YM: I feel that we as people are failing to value the importance of coexistence. This is evident in the way we treat nature and the ease with which we surrender to technological advances that empower individualism rather than community. My artistic practice focuses on human presence and how we consider each other. Through active listening and dialogue, I reflect this on space. I believe that truly caring about others – through our daily actions – is the only way for our species to survive.

NV: Antwerp has been your home for quite a few years. What significance does this city hold for you personally and artistically?

YM: I have lived and worked in Antwerp since 2017, and it has been generous towards me so far. I find the city architecturally and topographically very interesting. Its size and position in Europe allow me to use it as my base and travel around easily. I don’t work in an atelier; instead, I use the city as my working space. This conscious decision helps me produce less and engage in art-making whenever I feel a strong need to do so. The city is rich in contemporary art, fashion and design, which keeps me alert and inspired.

NV: Lastly, are there any other upcoming projects you would like to share with us?

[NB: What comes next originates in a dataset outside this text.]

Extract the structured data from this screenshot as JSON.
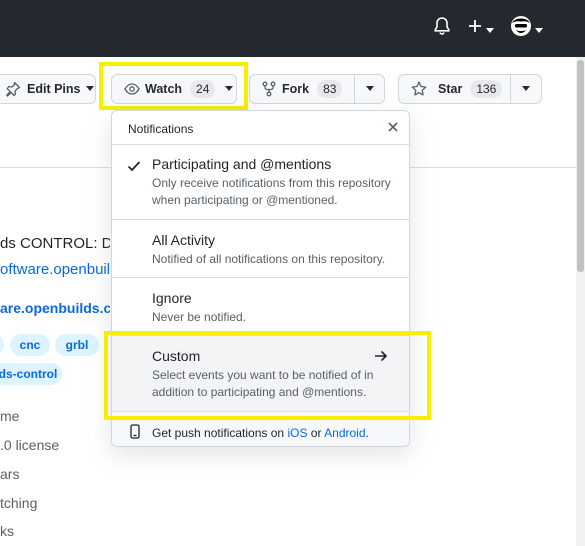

YM: After ‘displaced,’ I will start my new artistic research project titled ‘Foundations,’ which focuses on the Flanders Architecture Institute (VAi) and its collection, as well as De Singel arts centre and – as is typical for my work with cultural institutions – its staff members. In October, at the invitation of the curatorial and publishing studio PrivatePrint, I will travel to North Macedonia to research the art collection of the Museum of Contemporary Art in Skopje. A book featuring my work at MoCA-Skopje will be published by the end of 2025.